**ASSIGNMENT:**
What lines of the data below include the word "Ctrl"? Report them by copying each.

**DATASET:**
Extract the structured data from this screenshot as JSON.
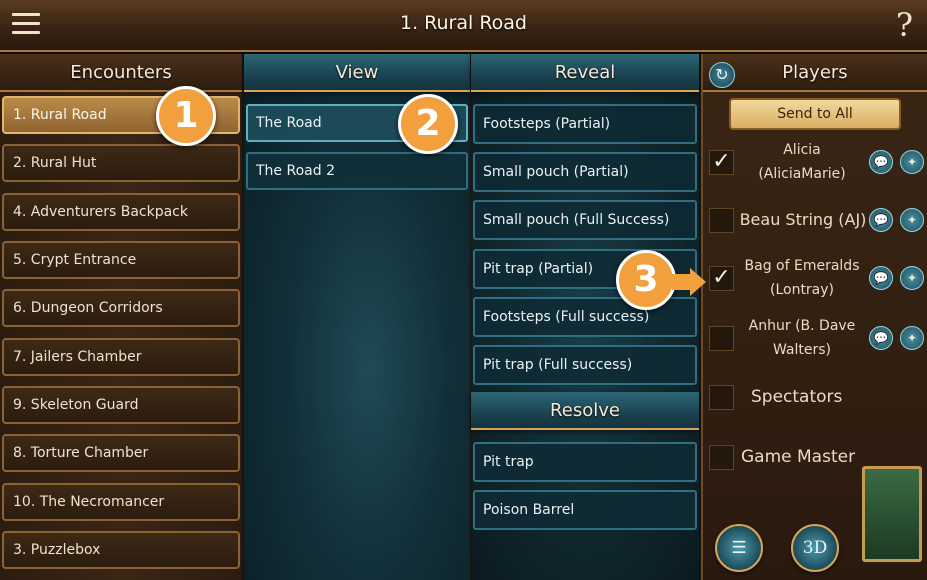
{
  "header": {
    "title": "1. Rural Road",
    "menu_icon": "hamburger-icon",
    "help_label": "?"
  },
  "encounters": {
    "header": "Encounters",
    "items": [
      {
        "label": "1. Rural Road",
        "active": true
      },
      {
        "label": "2. Rural Hut"
      },
      {
        "label": "4. Adventurers Backpack"
      },
      {
        "label": "5. Crypt Entrance"
      },
      {
        "label": "6. Dungeon Corridors"
      },
      {
        "label": "7. Jailers Chamber"
      },
      {
        "label": "9. Skeleton Guard"
      },
      {
        "label": "8. Torture Chamber"
      },
      {
        "label": "10. The Necromancer"
      },
      {
        "label": "3. Puzzlebox"
      }
    ]
  },
  "view": {
    "header": "View",
    "items": [
      {
        "label": "The Road",
        "active": true
      },
      {
        "label": "The Road 2"
      }
    ]
  },
  "reveal": {
    "header": "Reveal",
    "items": [
      {
        "label": "Footsteps (Partial)"
      },
      {
        "label": "Small pouch (Partial)"
      },
      {
        "label": "Small pouch (Full Success)"
      },
      {
        "label": "Pit trap (Partial)"
      },
      {
        "label": "Footsteps (Full success)"
      },
      {
        "label": "Pit trap (Full success)"
      }
    ]
  },
  "resolve": {
    "header": "Resolve",
    "items": [
      {
        "label": "Pit trap"
      },
      {
        "label": "Poison Barrel"
      }
    ]
  },
  "players": {
    "header": "Players",
    "send_all_label": "Send to All",
    "rows": [
      {
        "line1": "Alicia",
        "line2": "(AliciaMarie)",
        "checked": true
      },
      {
        "line1": "Beau String (AJ)",
        "line2": "",
        "checked": false
      },
      {
        "line1": "Bag of Emeralds",
        "line2": "(Lontray)",
        "checked": true
      },
      {
        "line1": "Anhur (B. Dave",
        "line2": "Walters)",
        "checked": false
      }
    ],
    "spectators_label": "Spectators",
    "game_master_label": "Game Master",
    "button_3d_label": "3D",
    "check_glyph": "✓"
  },
  "callouts": [
    "1",
    "2",
    "3"
  ],
  "colors": {
    "accent": "#f2a03d",
    "teal": "#2f6f80",
    "gold": "#d9ae62"
  }
}
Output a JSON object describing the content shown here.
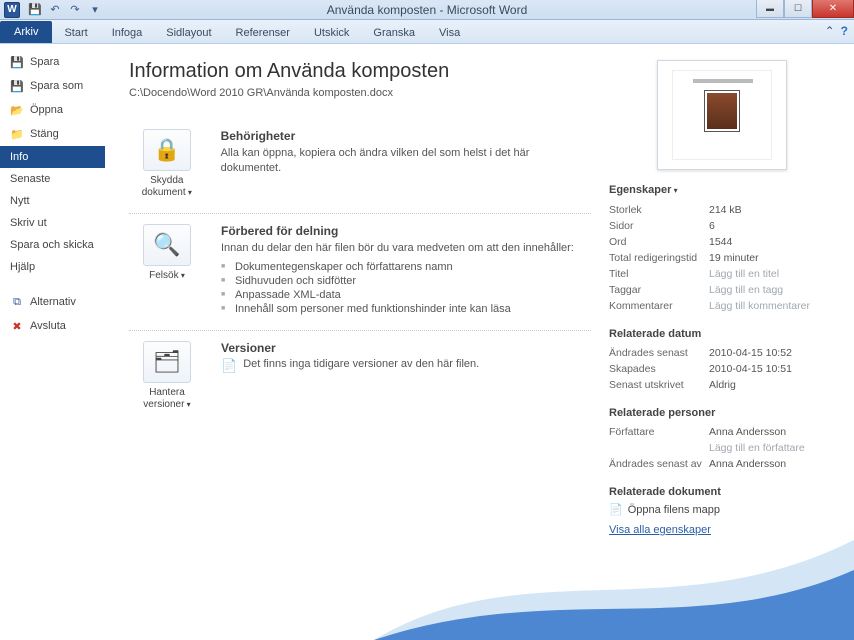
{
  "title": "Använda komposten - Microsoft Word",
  "ribbon": {
    "file": "Arkiv",
    "tabs": [
      "Start",
      "Infoga",
      "Sidlayout",
      "Referenser",
      "Utskick",
      "Granska",
      "Visa"
    ]
  },
  "nav": {
    "save": "Spara",
    "save_as": "Spara som",
    "open": "Öppna",
    "close": "Stäng",
    "info": "Info",
    "recent": "Senaste",
    "new": "Nytt",
    "print": "Skriv ut",
    "share": "Spara och skicka",
    "help": "Hjälp",
    "options": "Alternativ",
    "exit": "Avsluta"
  },
  "heading": "Information om Använda komposten",
  "path": "C:\\Docendo\\Word 2010 GR\\Använda komposten.docx",
  "permissions": {
    "btn": "Skydda dokument",
    "title": "Behörigheter",
    "text": "Alla kan öppna, kopiera och ändra vilken del som helst i det här dokumentet."
  },
  "prepare": {
    "btn": "Felsök",
    "title": "Förbered för delning",
    "intro": "Innan du delar den här filen bör du vara medveten om att den innehåller:",
    "items": [
      "Dokumentegenskaper och författarens namn",
      "Sidhuvuden och sidfötter",
      "Anpassade XML-data",
      "Innehåll som personer med funktionshinder inte kan läsa"
    ]
  },
  "versions": {
    "btn": "Hantera versioner",
    "title": "Versioner",
    "text": "Det finns inga tidigare versioner av den här filen."
  },
  "props": {
    "header": "Egenskaper",
    "size_l": "Storlek",
    "size_v": "214 kB",
    "pages_l": "Sidor",
    "pages_v": "6",
    "words_l": "Ord",
    "words_v": "1544",
    "edit_l": "Total redigeringstid",
    "edit_v": "19 minuter",
    "title_l": "Titel",
    "title_v": "Lägg till en titel",
    "tags_l": "Taggar",
    "tags_v": "Lägg till en tagg",
    "comm_l": "Kommentarer",
    "comm_v": "Lägg till kommentarer"
  },
  "dates": {
    "header": "Relaterade datum",
    "mod_l": "Ändrades senast",
    "mod_v": "2010-04-15 10:52",
    "cre_l": "Skapades",
    "cre_v": "2010-04-15 10:51",
    "prt_l": "Senast utskrivet",
    "prt_v": "Aldrig"
  },
  "people": {
    "header": "Relaterade personer",
    "auth_l": "Författare",
    "auth_v": "Anna Andersson",
    "add_auth": "Lägg till en författare",
    "lastmod_l": "Ändrades senast av",
    "lastmod_v": "Anna Andersson"
  },
  "docs": {
    "header": "Relaterade dokument",
    "open_folder": "Öppna filens mapp",
    "all_props": "Visa alla egenskaper"
  }
}
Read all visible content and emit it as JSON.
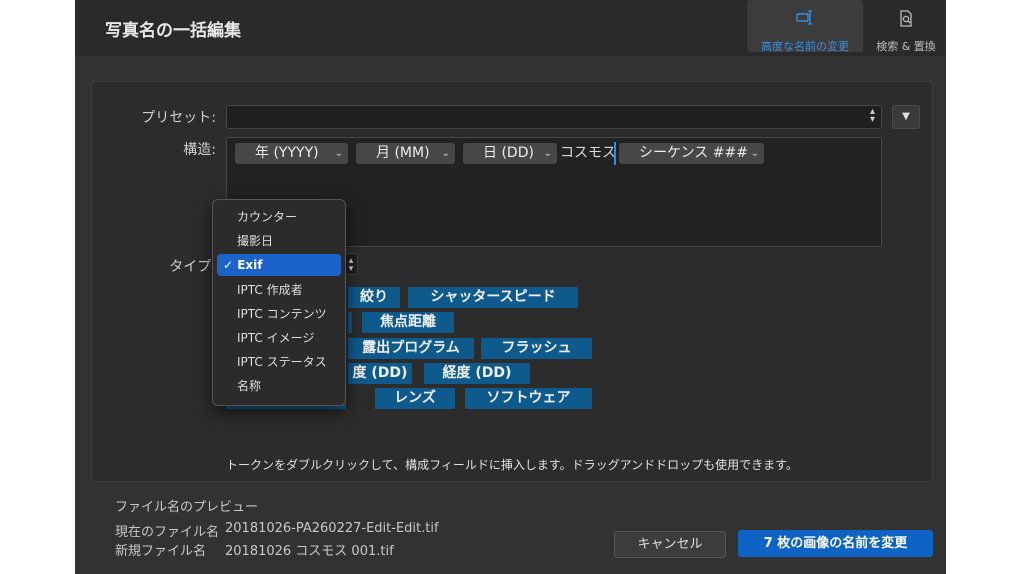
{
  "window": {
    "title": "写真名の一括編集"
  },
  "modes": {
    "advanced": {
      "label": "高度な名前の変更",
      "icon": "rename-pen-icon",
      "active": true
    },
    "search": {
      "label": "検索 & 置換",
      "icon": "search-document-icon",
      "active": false
    }
  },
  "preset": {
    "label": "プリセット:",
    "value": ""
  },
  "structure": {
    "label": "構造:",
    "tokens": [
      {
        "text": "年 (YYYY)"
      },
      {
        "text": "月 (MM)"
      },
      {
        "text": "日 (DD)"
      },
      {
        "text": "シーケンス ###"
      }
    ],
    "separator_text": "コスモス"
  },
  "type": {
    "label": "タイプ:"
  },
  "type_menu": {
    "items": [
      "カウンター",
      "撮影日",
      "Exif",
      "IPTC 作成者",
      "IPTC コンテンツ",
      "IPTC イメージ",
      "IPTC ステータス",
      "名称"
    ],
    "selected": "Exif",
    "selected_display": "✓ Exif"
  },
  "chips": {
    "row1": [
      "絞り",
      "シャッタースピード"
    ],
    "row2": [
      "焦点距離"
    ],
    "row3": [
      "露出プログラム",
      "フラッシュ"
    ],
    "row4": [
      "度 (DD)",
      "経度 (DD)"
    ],
    "row5": [
      "レンズ",
      "ソフトウェア"
    ]
  },
  "hint": "トークンをダブルクリックして、構成フィールドに挿入します。ドラッグアンドドロップも使用できます。",
  "preview": {
    "title": "ファイル名のプレビュー",
    "current_label": "現在のファイル名",
    "current_value": "20181026-PA260227-Edit-Edit.tif",
    "new_label": "新規ファイル名",
    "new_value": "20181026 コスモス 001.tif"
  },
  "buttons": {
    "cancel": "キャンセル",
    "rename": "7 枚の画像の名前を変更"
  },
  "colors": {
    "accent": "#2f8de4",
    "chip": "#0f5a8d",
    "primary_button": "#0f63c4",
    "menu_selection": "#1b63c8"
  }
}
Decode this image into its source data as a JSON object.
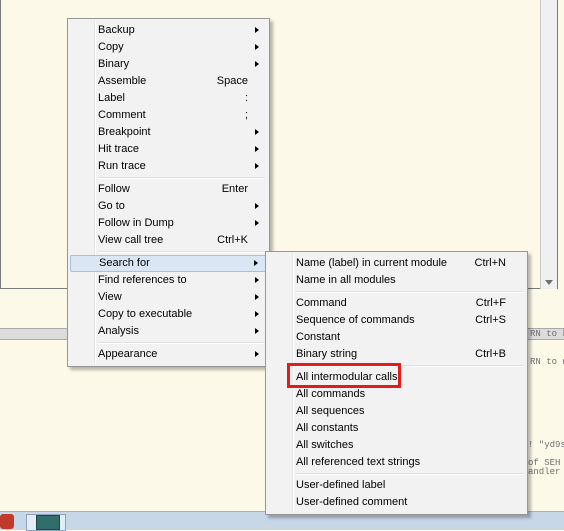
{
  "background": {
    "fragments": [
      "RN to k",
      "RN to n",
      "! \"yd9s",
      "of SEH",
      "andler"
    ]
  },
  "context_menu": {
    "groups": [
      [
        {
          "label": "Backup",
          "shortcut": "",
          "submenu": true
        },
        {
          "label": "Copy",
          "shortcut": "",
          "submenu": true
        },
        {
          "label": "Binary",
          "shortcut": "",
          "submenu": true
        },
        {
          "label": "Assemble",
          "shortcut": "Space",
          "submenu": false
        },
        {
          "label": "Label",
          "shortcut": ":",
          "submenu": false
        },
        {
          "label": "Comment",
          "shortcut": ";",
          "submenu": false
        },
        {
          "label": "Breakpoint",
          "shortcut": "",
          "submenu": true
        },
        {
          "label": "Hit trace",
          "shortcut": "",
          "submenu": true
        },
        {
          "label": "Run trace",
          "shortcut": "",
          "submenu": true
        }
      ],
      [
        {
          "label": "Follow",
          "shortcut": "Enter",
          "submenu": false
        },
        {
          "label": "Go to",
          "shortcut": "",
          "submenu": true
        },
        {
          "label": "Follow in Dump",
          "shortcut": "",
          "submenu": true
        },
        {
          "label": "View call tree",
          "shortcut": "Ctrl+K",
          "submenu": false
        }
      ],
      [
        {
          "label": "Search for",
          "shortcut": "",
          "submenu": true,
          "highlighted": true
        },
        {
          "label": "Find references to",
          "shortcut": "",
          "submenu": true
        },
        {
          "label": "View",
          "shortcut": "",
          "submenu": true
        },
        {
          "label": "Copy to executable",
          "shortcut": "",
          "submenu": true
        },
        {
          "label": "Analysis",
          "shortcut": "",
          "submenu": true
        }
      ],
      [
        {
          "label": "Appearance",
          "shortcut": "",
          "submenu": true
        }
      ]
    ]
  },
  "search_submenu": {
    "groups": [
      [
        {
          "label": "Name (label) in current module",
          "shortcut": "Ctrl+N"
        },
        {
          "label": "Name in all modules",
          "shortcut": ""
        }
      ],
      [
        {
          "label": "Command",
          "shortcut": "Ctrl+F"
        },
        {
          "label": "Sequence of commands",
          "shortcut": "Ctrl+S"
        },
        {
          "label": "Constant",
          "shortcut": ""
        },
        {
          "label": "Binary string",
          "shortcut": "Ctrl+B"
        }
      ],
      [
        {
          "label": "All intermodular calls",
          "shortcut": "",
          "marked": true
        },
        {
          "label": "All commands",
          "shortcut": ""
        },
        {
          "label": "All sequences",
          "shortcut": ""
        },
        {
          "label": "All constants",
          "shortcut": ""
        },
        {
          "label": "All switches",
          "shortcut": ""
        },
        {
          "label": "All referenced text strings",
          "shortcut": ""
        }
      ],
      [
        {
          "label": "User-defined label",
          "shortcut": ""
        },
        {
          "label": "User-defined comment",
          "shortcut": ""
        }
      ]
    ]
  },
  "colors": {
    "highlight": "#dbe6f4",
    "annotation_box": "#e31b1b",
    "pane_background": "#fdf9e9"
  }
}
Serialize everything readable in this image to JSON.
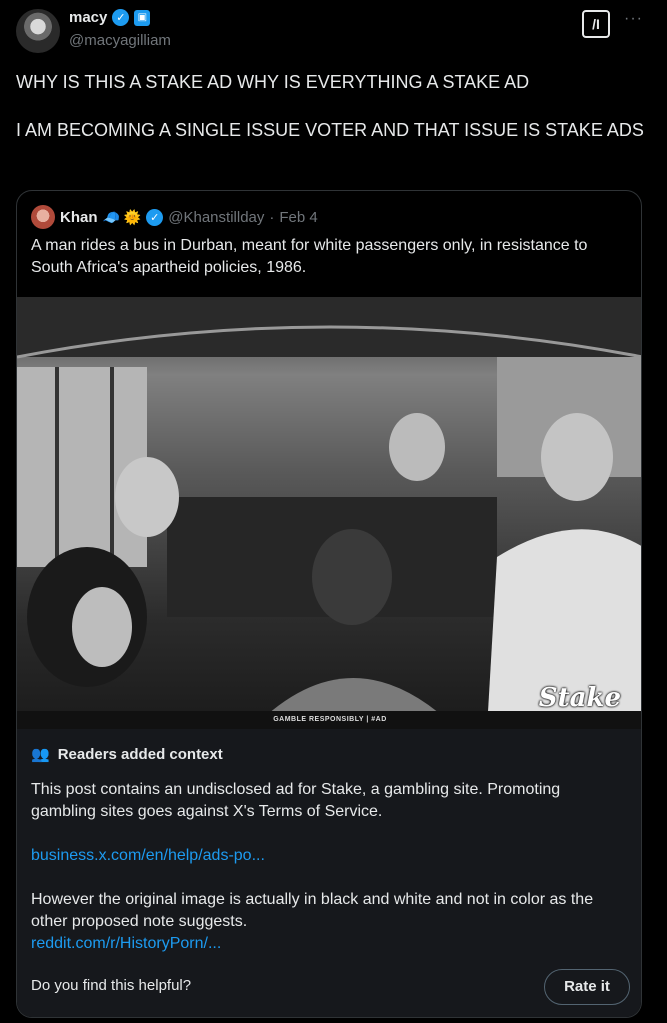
{
  "author": {
    "display_name": "macy",
    "handle": "@macyagilliam"
  },
  "tweet": {
    "text": "WHY IS THIS A STAKE AD WHY IS EVERYTHING A STAKE AD\n\nI AM BECOMING A SINGLE ISSUE VOTER AND THAT ISSUE IS STAKE ADS"
  },
  "quoted": {
    "display_name": "Khan",
    "emojis": "🧢 🌞",
    "handle": "@Khanstillday",
    "separator": "·",
    "date": "Feb 4",
    "text": "A man rides a bus in Durban, meant for white passengers only, in resistance to South Africa's apartheid policies, 1986.",
    "image_caption": "GAMBLE RESPONSIBLY  |  #AD",
    "image_logo": "Stake"
  },
  "community_note": {
    "title": "Readers added context",
    "body1": "This post contains an undisclosed ad for Stake, a gambling site. Promoting gambling sites goes against X's Terms of Service.",
    "link1": "business.x.com/en/help/ads-po...",
    "body2": "However the original image is actually in black and white and not in color as the other proposed note suggests.",
    "link2": "reddit.com/r/HistoryPorn/...",
    "prompt": "Do you find this helpful?",
    "rate_label": "Rate it"
  },
  "icons": {
    "verified": "✓",
    "affiliate": "▣",
    "grok": "/I",
    "more": "···",
    "people": "👥"
  },
  "colors": {
    "background": "#000000",
    "accent": "#1d9bf0",
    "text": "#e7e9ea",
    "muted": "#71767b",
    "note_bg": "#16181c"
  }
}
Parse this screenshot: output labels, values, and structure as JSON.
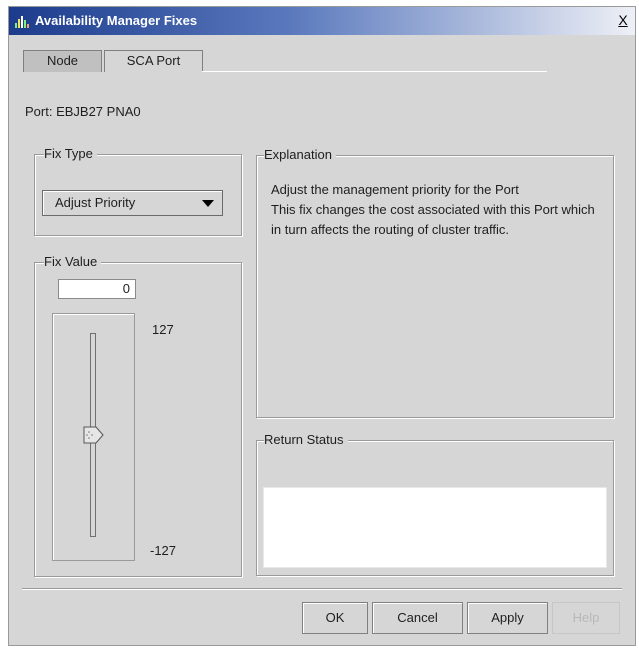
{
  "window": {
    "title": "Availability Manager Fixes",
    "close_label": "X"
  },
  "tabs": [
    {
      "label": "Node",
      "active": true
    },
    {
      "label": "SCA Port",
      "active": false
    }
  ],
  "port": {
    "label": "Port: EBJB27 PNA0"
  },
  "fix_type": {
    "title": "Fix Type",
    "selected": "Adjust Priority"
  },
  "fix_value": {
    "title": "Fix Value",
    "value": "0",
    "max_label": "127",
    "min_label": "-127",
    "level_fraction": 0.5
  },
  "explanation": {
    "title": "Explanation",
    "line1": "Adjust the management priority for the Port",
    "line2": "This fix changes the cost associated with this Port which in turn affects the routing of cluster traffic."
  },
  "return_status": {
    "title": "Return Status",
    "text": ""
  },
  "buttons": {
    "ok": "OK",
    "cancel": "Cancel",
    "apply": "Apply",
    "help": "Help"
  },
  "colors": {
    "title_bar_start": "#1c3b8c",
    "dialog_bg": "#d6d6d6"
  }
}
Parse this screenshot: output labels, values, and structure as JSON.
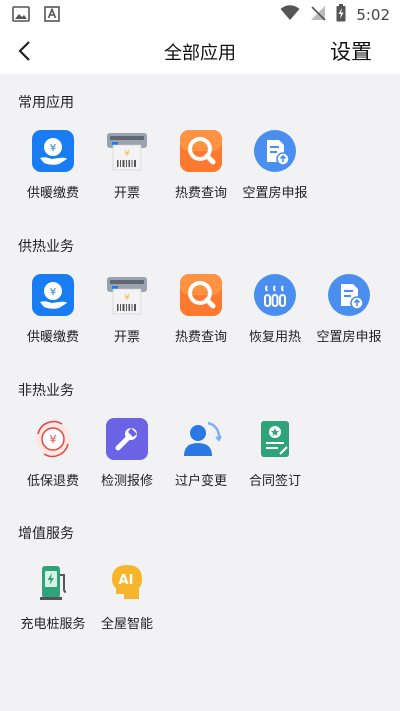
{
  "status_bar": {
    "time": "5:02",
    "icons": [
      "image-icon",
      "a-icon",
      "wifi-icon",
      "no-signal-icon",
      "battery-charging-icon"
    ]
  },
  "header": {
    "title": "全部应用",
    "settings_label": "设置"
  },
  "sections": [
    {
      "title": "常用应用",
      "items": [
        {
          "label": "供暖缴费",
          "icon": "heating-payment-icon"
        },
        {
          "label": "开票",
          "icon": "invoice-icon"
        },
        {
          "label": "热费查询",
          "icon": "search-fee-icon"
        },
        {
          "label": "空置房申报",
          "icon": "vacant-room-report-icon"
        }
      ]
    },
    {
      "title": "供热业务",
      "items": [
        {
          "label": "供暖缴费",
          "icon": "heating-payment-icon"
        },
        {
          "label": "开票",
          "icon": "invoice-icon"
        },
        {
          "label": "热费查询",
          "icon": "search-fee-icon"
        },
        {
          "label": "恢复用热",
          "icon": "restore-heating-icon"
        },
        {
          "label": "空置房申报",
          "icon": "vacant-room-report-icon"
        }
      ]
    },
    {
      "title": "非热业务",
      "items": [
        {
          "label": "低保退费",
          "icon": "refund-icon"
        },
        {
          "label": "检测报修",
          "icon": "repair-wrench-icon"
        },
        {
          "label": "过户变更",
          "icon": "transfer-user-icon"
        },
        {
          "label": "合同签订",
          "icon": "contract-sign-icon"
        }
      ]
    },
    {
      "title": "增值服务",
      "items": [
        {
          "label": "充电桩服务",
          "icon": "charging-pile-icon"
        },
        {
          "label": "全屋智能",
          "icon": "smart-home-ai-icon"
        }
      ]
    }
  ],
  "colors": {
    "primary_blue": "#1a7cf2",
    "accent_orange": "#ff6a2a",
    "accent_yellow": "#f7b52c",
    "purple": "#6b63e6",
    "red": "#e8453c",
    "green": "#2fa37a"
  }
}
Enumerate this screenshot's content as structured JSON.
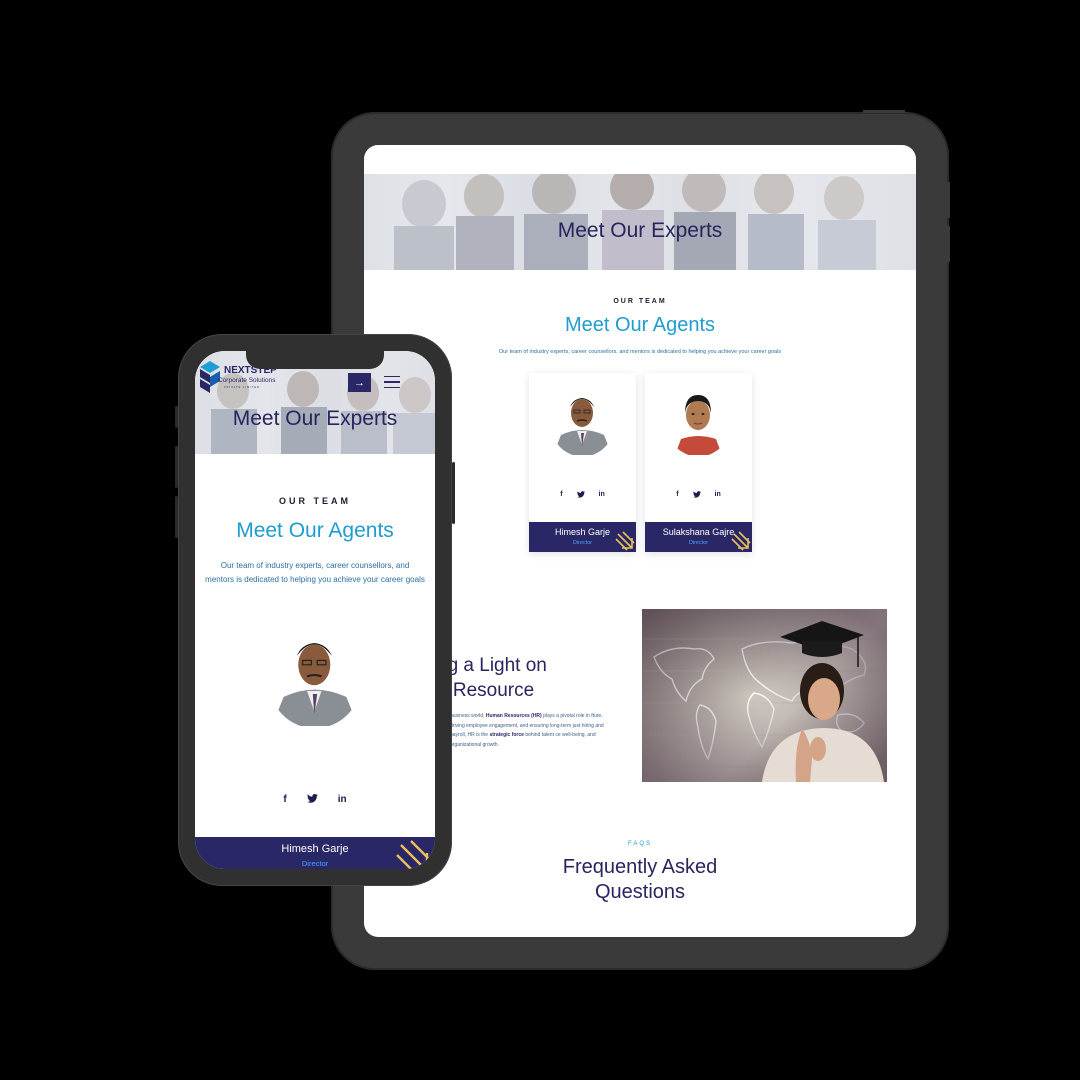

**EXPECTED ANSWER:**
          "shortcut": "Ctrl+K",
          "shortcut": "Ctrl+N"
          "shortcut": "Ctrl+F"
          "shortcut": "Ctrl+S"
          "shortcut": "Ctrl+B"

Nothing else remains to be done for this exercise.